This enables details to be developed at pre and post construction stages to reinforce the initial design ideals. It also enables the inevitable changes to the design resulting from client and authority input – and from the accidents of on-site construction – to be integrated into the design, strengthening it rather than undermining it, reinforcing the design intent of the entire project.
The approach and methods of the practice allow the generative potential of each project to evolve by responding to the specifics of the place, the client and the creators. This developing life force becomes the informing basis of each design, ensuring that each retains its individuality, each responds in its unique way. There is no consistent, limiting ‘house style’: work has great depth, achieving a wide diversity of detail and approach. The project team commit to working single-mindedly to achieve in the completed work the power of the sketch
In many projects TZG have worked with selected artists from the initial concept stage, so that there is no division between the art and the architecture. The formal and metaphysical concerns of the artist are integrated with the architecture, each informing and enriching the other. Built work such as memorials and galleries are based on a high level of collaboration, and the successful public project is highly rewarding. Theoretical projects, installations and gallery work are further from the constraints of function and durability, allowing more polemic explorations of form and content.
Scale and Appropriateness
Consistently, a sense of the broader responsibility of the architect has underpinned the work of the practice. This has two aspects – one relates to the consideration of the building’s context and the other to the design of the building itself. With both, scale is a decisive element, relating the size of spaces and built forms to the individual and to the context.
A consideration of the surroundings does not imply a purely contextualist basis for architecture – rather a symbiotic relationship of place and building; with the making of a landmark an appropriate action in the correct circumstance. However, for many projects there is no appropriate genesis for the extraordinary, and thus buildings are part of a greater whole, suiting either the importance of a historic neighbourhood or the anonymous program of the building itself. Context also defines the fixed parameters of a site – aspect, sunlight, privacy and air movement, which control the fundamental design of a building.

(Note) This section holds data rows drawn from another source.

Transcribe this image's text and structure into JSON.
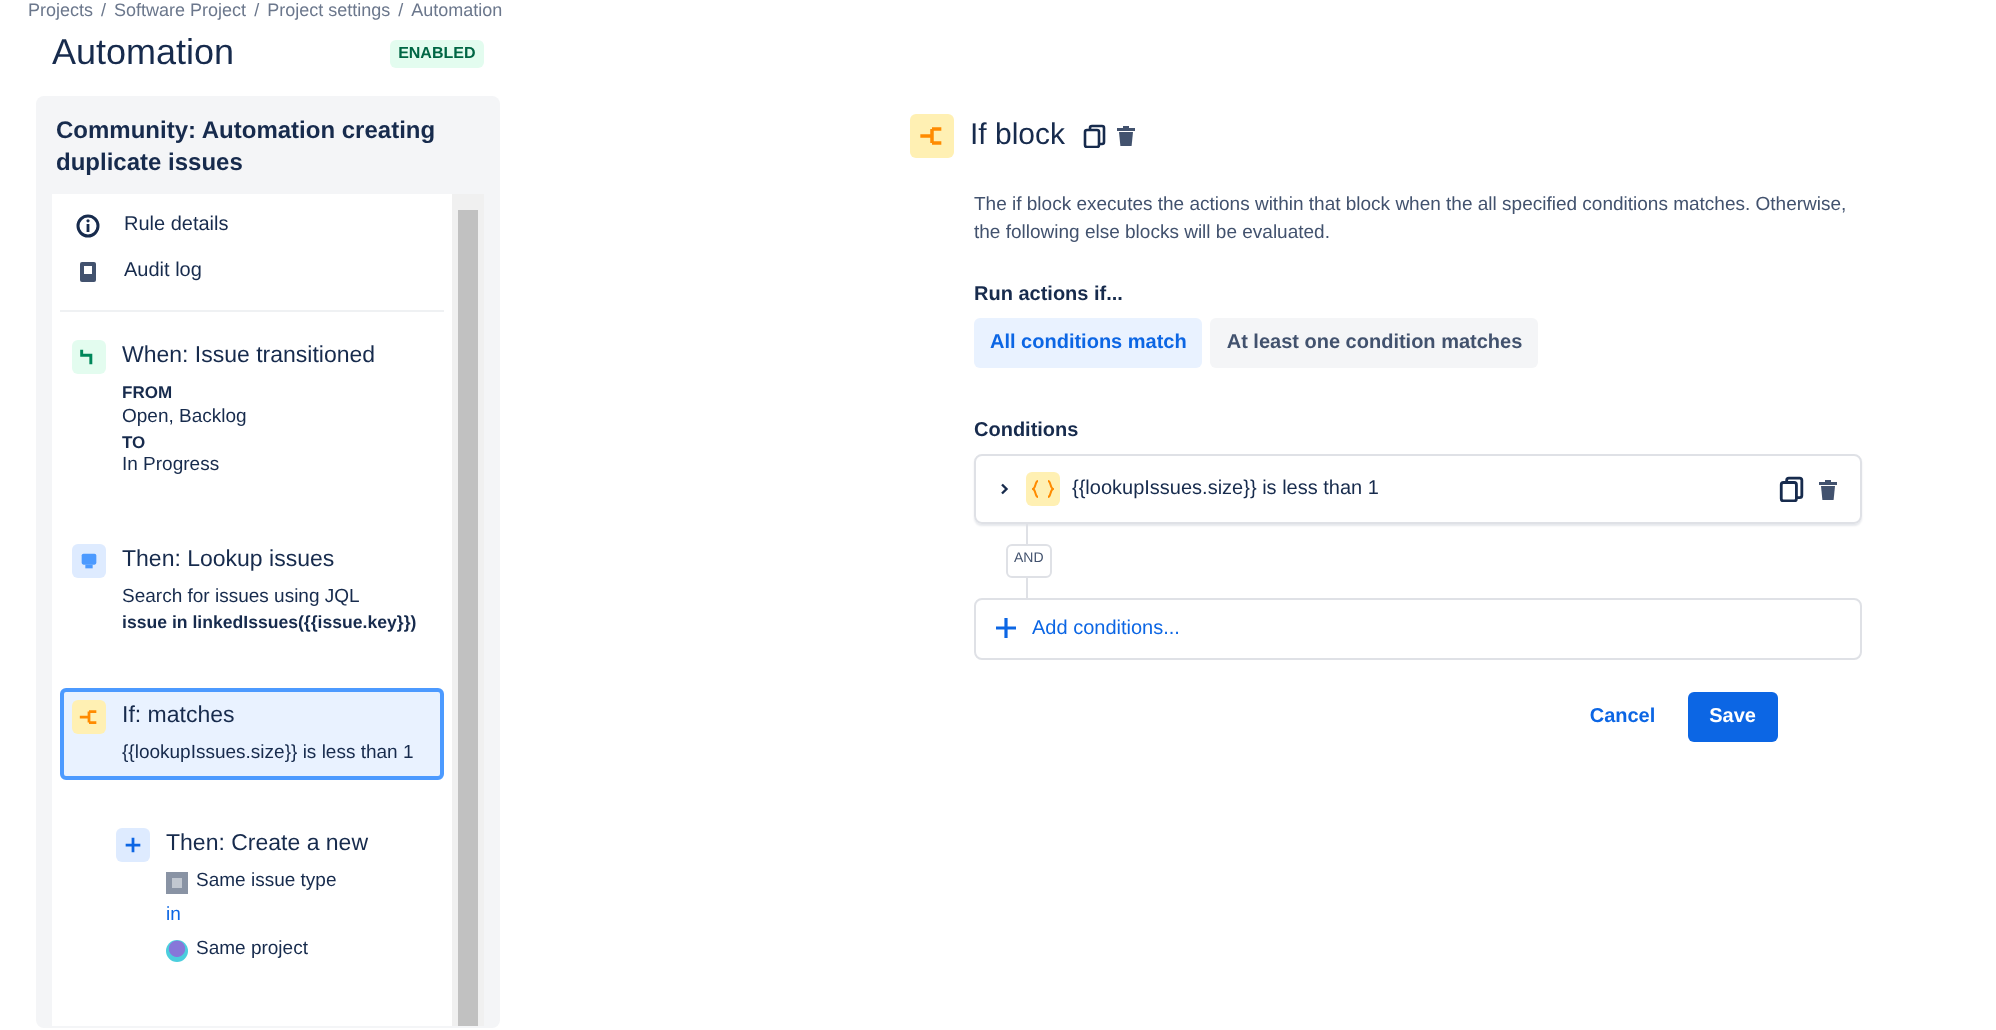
{
  "breadcrumbs": [
    "Projects",
    "Software Project",
    "Project settings",
    "Automation"
  ],
  "breadcrumb_separator": "/",
  "header": {
    "title": "Automation",
    "status": "ENABLED",
    "enabled": true
  },
  "rule": {
    "name": "Community: Automation creating duplicate issues",
    "menu": [
      {
        "kind": "info",
        "label": "Rule details"
      },
      {
        "kind": "log",
        "label": "Audit log"
      }
    ],
    "steps": [
      {
        "kind": "trigger",
        "title": "When: Issue transitioned",
        "selected": false,
        "lines": [
          {
            "kind": "heading",
            "text": "FROM"
          },
          {
            "kind": "text",
            "text": "Open, Backlog"
          },
          {
            "kind": "heading",
            "text": "TO"
          },
          {
            "kind": "text",
            "text": "In Progress"
          }
        ]
      },
      {
        "kind": "action",
        "title": "Then: Lookup issues",
        "selected": false,
        "lines": [
          {
            "kind": "text",
            "text": "Search for issues using JQL"
          },
          {
            "kind": "code",
            "text": "issue in linkedIssues({{issue.key}})"
          }
        ]
      },
      {
        "kind": "condition",
        "title": "If: matches",
        "selected": true,
        "lines": [
          {
            "kind": "text",
            "text": "{{lookupIssues.size}} is less than 1"
          }
        ],
        "children": [
          {
            "kind": "create",
            "title": "Then: Create a new",
            "selected": false,
            "lines": [
              {
                "kind": "issue-type",
                "text": "Same issue type"
              },
              {
                "kind": "link",
                "text": "in"
              },
              {
                "kind": "project",
                "text": "Same project"
              }
            ]
          }
        ]
      }
    ]
  },
  "editor": {
    "title": "If block",
    "description": "The if block executes the actions within that block when the all specified conditions matches. Otherwise, the following else blocks will be evaluated.",
    "run_label": "Run actions if...",
    "options": [
      {
        "label": "All conditions match",
        "selected": true
      },
      {
        "label": "At least one condition matches",
        "selected": false
      }
    ],
    "conditions_label": "Conditions",
    "conditions": [
      {
        "text": "{{lookupIssues.size}} is less than 1",
        "expanded": false
      }
    ],
    "joiner": "AND",
    "add_label": "Add conditions...",
    "buttons": [
      {
        "kind": "link",
        "label": "Cancel"
      },
      {
        "kind": "primary",
        "label": "Save"
      }
    ]
  }
}
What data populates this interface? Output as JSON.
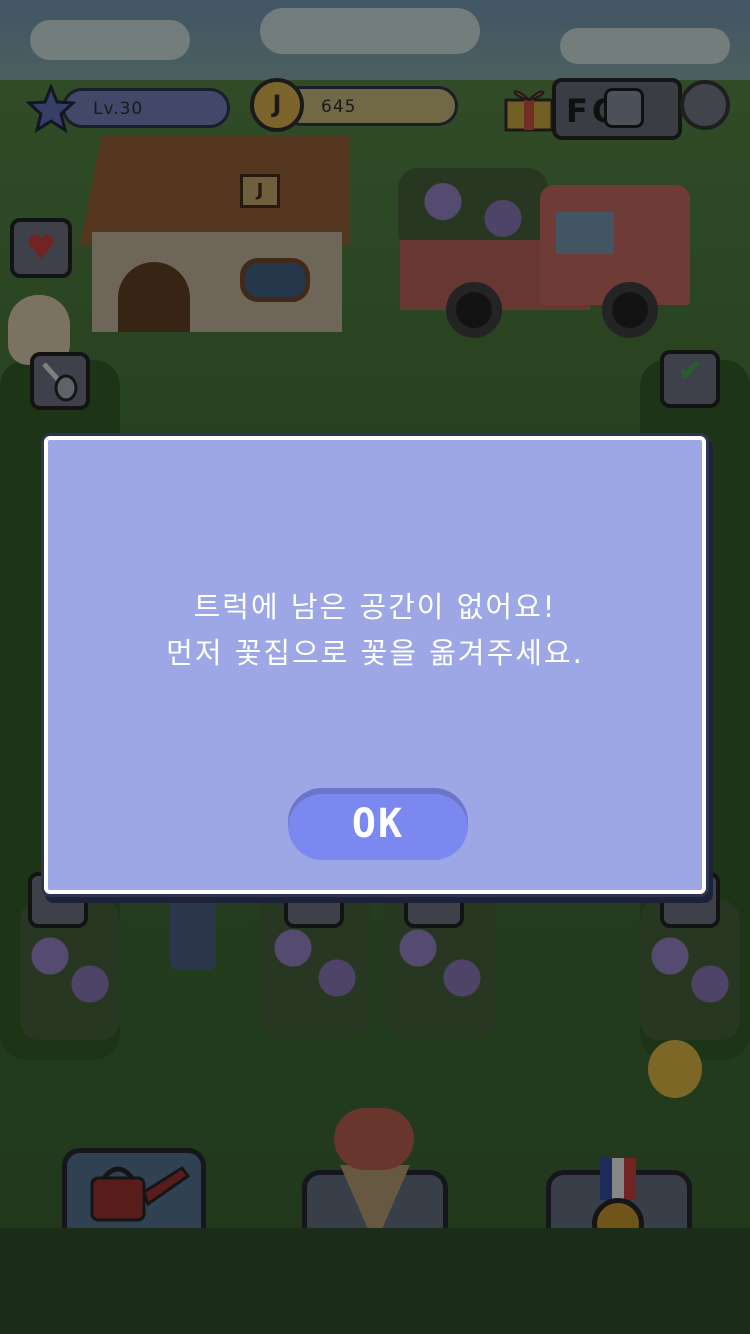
{
  "hud": {
    "level": "Lv.30",
    "coin_symbol": "J",
    "coins": "645",
    "sign_letter": "J",
    "shop_sign": "FOL"
  },
  "dialog": {
    "message_line1": "트럭에 남은 공간이 없어요!",
    "message_line2": "먼저 꽃집으로 꽃을 옮겨주세요.",
    "ok_label": "OK"
  },
  "icons": {
    "level": "star-icon",
    "currency": "coin-icon",
    "gift": "gift-box-icon",
    "camera": "camera-icon",
    "settings": "gear-icon",
    "heart": "heart-icon",
    "shovel": "shovel-icon",
    "check": "checkmark-icon",
    "watering_can": "watering-can-icon",
    "bouquet": "bouquet-icon",
    "medal": "medal-icon"
  },
  "colors": {
    "dialog_bg": "#9ea7e6",
    "ok_button": "#7b88ef",
    "text": "#ffffff"
  }
}
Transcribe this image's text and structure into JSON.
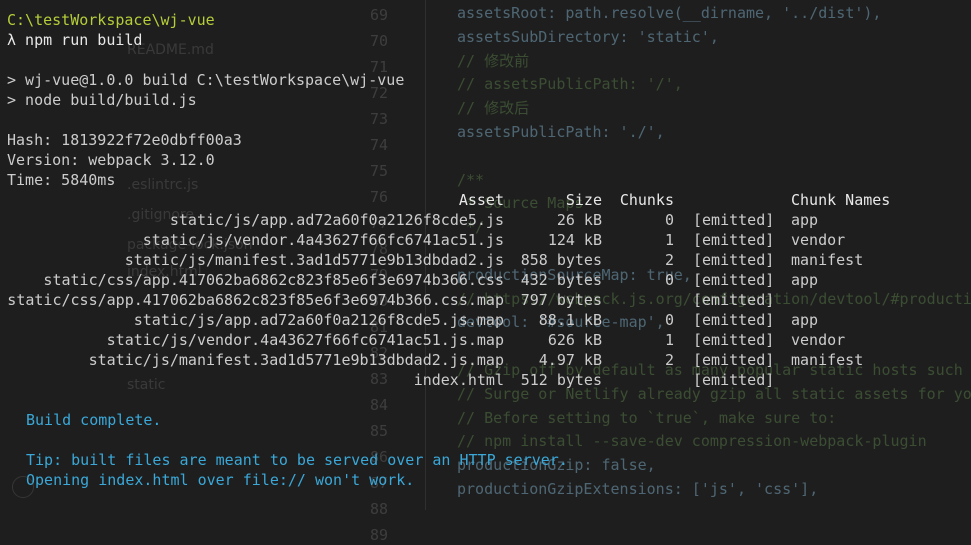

This sense of appropriateness also pervades the approach to the design of the building as an object. It is sensible to put effort, equalling cost in either design time or construction, where it will be of most benefit. It is unrealistic to expect elaborate monumentality from a simple commercial building, and the client must be in sympathy with the architectural intentions of any house. Conversely, a major public building or monument demands an architecture responsive to the highest aspirations of the society which commissions it. The old expression – ‘you must cut your coat to suit your cloth’ – sums up a pragmatic approach which ensures that effort is rewarded.
The Power of Creation
Architects have a unique ability to experiment with one-off creations which are actually used in everyday life. This power to build, to create real objects, underlies the fascination of the work, and exposes its danger: to avoid self-indulgence on one side and subservience on the other. This however is the path the designer must follow. Tonkin Zulaikha Greer’s work is ongoing, developing its exploration of the possibilities of architectural practice, building on the pragmatic to create realised manifestations of a powerful ‘other’.
Peter Tonkin, 2005
“Architecture and ‘The Other’: An Architectural Manifesto” by Peter Tonkin was first published in Tonkin Zulaikha Greer Architects, 2005, published by Pesaro Publishing.